of Georgia. Both of them are self-appointed and boundlessly
enthusiastic. Both of them write strange verse. People say both
are crazy. It came to Billy Payne out of the blue one day that
he should bring the Olympics to Atlanta, just as it came to
Howard Finster out of the blue one day (he thought he saw a face
in a dab of paint on his finger) that he should paint portraits
of Elvis and Jesus and Coke bottles and himself.

Finster was on the Tonight Show once. Johnny Carson asked him
what inspired his art.
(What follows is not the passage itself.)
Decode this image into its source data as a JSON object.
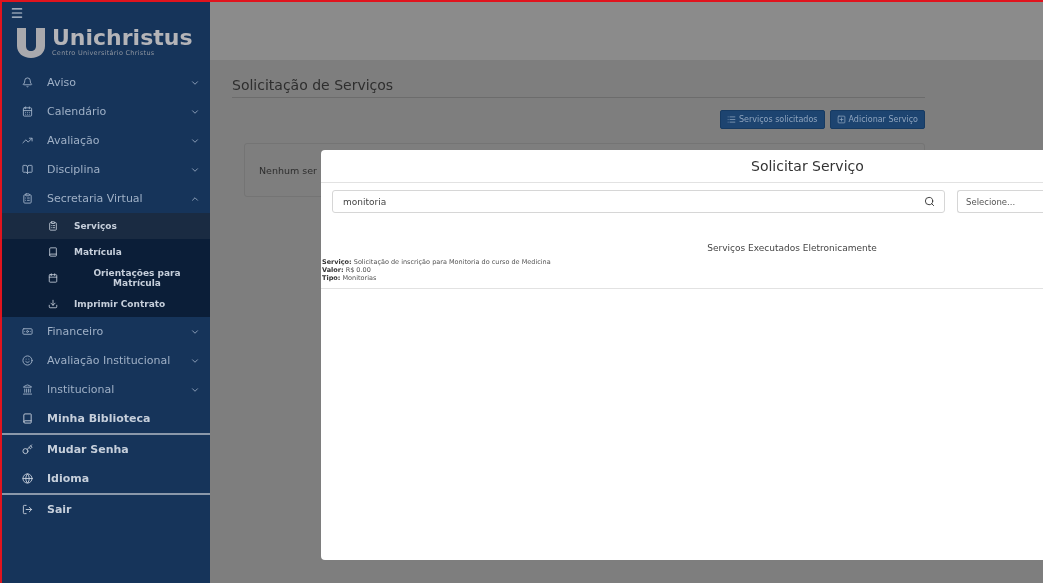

Finster put his hand to his head and
replied, "If you had a place itching up here, Johnny, you'd
reach right up to scratch it, like you know right where it is.
If you was to ask me to scratch it, I wouldn't know where to
look."

Ask Atlantans where their civic there is, and they may shrug.
But then some little personal thing will crop up, like the fact
that their mama and Deion Sanders belong to the same
congregation, and ... well, it's hard to put your finger on the
principle involved, but somehow, collectively, Atlanta has an
itch and knows where to scratch it.

COLOR ILLUSTRATION: PHOTO ILLUSTRATIONS BY BUTCH BELAIR [Photo illustration featuring Olympic flame, Olympic rings, skyscrapers, giant peach, man with shovel and Coca-Cola billboard]

COLOR ILLUSTRATION: PHOTO ILLUSTRATIONS BY BUTCH BELAIR THE GAMES' SYMBOL IS A LITTLE BLUE BLOBOMORPHIC CONUNDRUM. IZZY IS WITHOUT FORM, AND VOID [Photo illustration of Olympic mascot Izzy and stone building]

COLOR ILLUSTRATION: PHOTO ILLUSTRATIONS BY BUTCH BELAIR ATLANTA IS THE TABLE-DANCING-ESTABLISHMENT CAPITAL OF, AT THE VERY LEAST, THE SOUTHEAST [Photo illustration of female table-dancer and head of man with cigar in mouth]

COLOR ILLUSTRATION: PHOTO ILLUSTRATIONS BY BUTCH BELAIR IF THERE WERE ENOUGH PRISONERS IN ATLANTA'S FIRST JAIL, THEY COULD DUMP IT ON ITS SIDE AND WALK OUT [Photo illustration of jailhouse with feet]

COLOR ILLUSTRATION: PHOTO ILLUSTRATIONS BY BUTCH BELAIR THIRTY-ODD STREETS HAVE PEACHTREE IN THEIR NAMES, BUT THAT'S NOT WHAT'S CONFUSING ABOUT DRIVING IN ATLANTA [Photo illustration of post with numerous roadsigns reading "Peachtree"]

COLOR ILLUSTRATION: PHOTO ILLUSTRATIONS BY BUTCH BELAIR THE MOST DELIGHTFUL FATTENING EXPERIENCE IS TO PULL UP TO THE KRISPY KREME AND SMELL THE HOT DOUGHNUTS [Photo illustration of two men and car in front of Krispy Kreme Doughnuts shop]

COLOR ILLUSTRATION: PHOTO ILLUSTRATIONS BY BUTCH BELAIR IF YOU'RE GOING TO ATLANTA FOR THE ATLANTANS, THIS IS HARDLY THE TIME. YOU MAY WELL NOT MEET ANY [Photo illustration of car driving towards mirage of buildings]